▸ WORK TO COMPLETE
Return all of the entries exactly as written.

Collected data

- Opening Delimiter -

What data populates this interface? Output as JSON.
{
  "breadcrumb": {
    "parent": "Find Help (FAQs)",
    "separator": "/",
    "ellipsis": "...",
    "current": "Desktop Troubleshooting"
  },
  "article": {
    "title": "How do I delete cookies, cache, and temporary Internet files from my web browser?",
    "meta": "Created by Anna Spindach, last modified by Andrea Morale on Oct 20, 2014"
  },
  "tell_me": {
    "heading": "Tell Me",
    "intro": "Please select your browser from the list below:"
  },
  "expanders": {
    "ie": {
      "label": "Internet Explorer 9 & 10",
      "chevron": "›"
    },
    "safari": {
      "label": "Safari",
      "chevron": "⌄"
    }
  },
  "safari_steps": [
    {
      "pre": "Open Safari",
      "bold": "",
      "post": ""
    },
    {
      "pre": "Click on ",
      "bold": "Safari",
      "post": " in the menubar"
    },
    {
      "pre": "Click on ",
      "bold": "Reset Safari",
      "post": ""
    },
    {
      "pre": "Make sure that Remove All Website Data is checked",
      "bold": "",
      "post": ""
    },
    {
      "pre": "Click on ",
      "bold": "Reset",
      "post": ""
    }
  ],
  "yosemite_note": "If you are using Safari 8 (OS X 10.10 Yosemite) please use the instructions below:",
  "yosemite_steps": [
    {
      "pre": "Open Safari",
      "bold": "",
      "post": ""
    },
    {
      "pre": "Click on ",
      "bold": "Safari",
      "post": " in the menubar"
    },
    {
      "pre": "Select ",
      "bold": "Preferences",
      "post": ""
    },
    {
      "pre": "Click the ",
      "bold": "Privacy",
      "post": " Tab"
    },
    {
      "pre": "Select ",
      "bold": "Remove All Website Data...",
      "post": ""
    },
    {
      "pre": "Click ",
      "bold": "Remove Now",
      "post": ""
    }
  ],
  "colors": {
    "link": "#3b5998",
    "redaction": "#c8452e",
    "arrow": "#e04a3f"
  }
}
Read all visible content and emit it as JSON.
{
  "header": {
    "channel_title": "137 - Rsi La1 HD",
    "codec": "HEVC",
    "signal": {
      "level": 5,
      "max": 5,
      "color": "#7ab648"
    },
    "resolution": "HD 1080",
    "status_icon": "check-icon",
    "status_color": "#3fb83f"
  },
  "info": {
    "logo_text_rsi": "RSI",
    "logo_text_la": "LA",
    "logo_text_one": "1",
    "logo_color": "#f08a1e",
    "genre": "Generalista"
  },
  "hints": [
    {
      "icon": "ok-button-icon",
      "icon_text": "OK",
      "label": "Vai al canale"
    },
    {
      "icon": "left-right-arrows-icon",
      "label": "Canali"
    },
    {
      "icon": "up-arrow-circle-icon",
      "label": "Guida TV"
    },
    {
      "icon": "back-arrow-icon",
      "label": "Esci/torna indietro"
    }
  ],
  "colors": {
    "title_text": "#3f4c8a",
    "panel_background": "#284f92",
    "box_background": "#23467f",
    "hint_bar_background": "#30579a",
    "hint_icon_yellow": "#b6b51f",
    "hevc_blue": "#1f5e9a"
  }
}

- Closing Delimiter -

▸ EXERCISE RESULT
What data populates this interface? Output as JSON.
{
  "breadcrumb": {
    "parent": "Find Help (FAQs)",
    "separator": "/",
    "ellipsis": "...",
    "current": "Desktop Troubleshooting"
  },
  "article": {
    "title": "How do I delete cookies, cache, and temporary Internet files from my web browser?",
    "meta": "Created by Anna Spindach, last modified by Andrea Morale on Oct 20, 2014"
  },
  "tell_me": {
    "heading": "Tell Me",
    "intro": "Please select your browser from the list below:"
  },
  "expanders": {
    "ie": {
      "label": "Internet Explorer 9 & 10",
      "chevron": "›"
    },
    "safari": {
      "label": "Safari",
      "chevron": "⌄"
    }
  },
  "safari_steps": [
    {
      "pre": "Open Safari",
      "bold": "",
      "post": ""
    },
    {
      "pre": "Click on ",
      "bold": "Safari",
      "post": " in the menubar"
    },
    {
      "pre": "Click on ",
      "bold": "Reset Safari",
      "post": ""
    },
    {
      "pre": "Make sure that Remove All Website Data is checked",
      "bold": "",
      "post": ""
    },
    {
      "pre": "Click on ",
      "bold": "Reset",
      "post": ""
    }
  ],
  "yosemite_note": "If you are using Safari 8 (OS X 10.10 Yosemite) please use the instructions below:",
  "yosemite_steps": [
    {
      "pre": "Open Safari",
      "bold": "",
      "post": ""
    },
    {
      "pre": "Click on ",
      "bold": "Safari",
      "post": " in the menubar"
    },
    {
      "pre": "Select ",
      "bold": "Preferences",
      "post": ""
    },
    {
      "pre": "Click the ",
      "bold": "Privacy",
      "post": " Tab"
    },
    {
      "pre": "Select ",
      "bold": "Remove All Website Data...",
      "post": ""
    },
    {
      "pre": "Click ",
      "bold": "Remove Now",
      "post": ""
    }
  ],
  "colors": {
    "link": "#3b5998",
    "redaction": "#c8452e",
    "arrow": "#e04a3f"
  }
}
Read all visible content and emit it as JSON.
{
  "header": {
    "channel_title": "137 - Rsi La1 HD",
    "codec": "HEVC",
    "signal": {
      "level": 5,
      "max": 5,
      "color": "#7ab648"
    },
    "resolution": "HD 1080",
    "status_icon": "check-icon",
    "status_color": "#3fb83f"
  },
  "info": {
    "logo_text_rsi": "RSI",
    "logo_text_la": "LA",
    "logo_text_one": "1",
    "logo_color": "#f08a1e",
    "genre": "Generalista"
  },
  "hints": [
    {
      "icon": "ok-button-icon",
      "icon_text": "OK",
      "label": "Vai al canale"
    },
    {
      "icon": "left-right-arrows-icon",
      "label": "Canali"
    },
    {
      "icon": "up-arrow-circle-icon",
      "label": "Guida TV"
    },
    {
      "icon": "back-arrow-icon",
      "label": "Esci/torna indietro"
    }
  ],
  "colors": {
    "title_text": "#3f4c8a",
    "panel_background": "#284f92",
    "box_background": "#23467f",
    "hint_bar_background": "#30579a",
    "hint_icon_yellow": "#b6b51f",
    "hevc_blue": "#1f5e9a"
  }
}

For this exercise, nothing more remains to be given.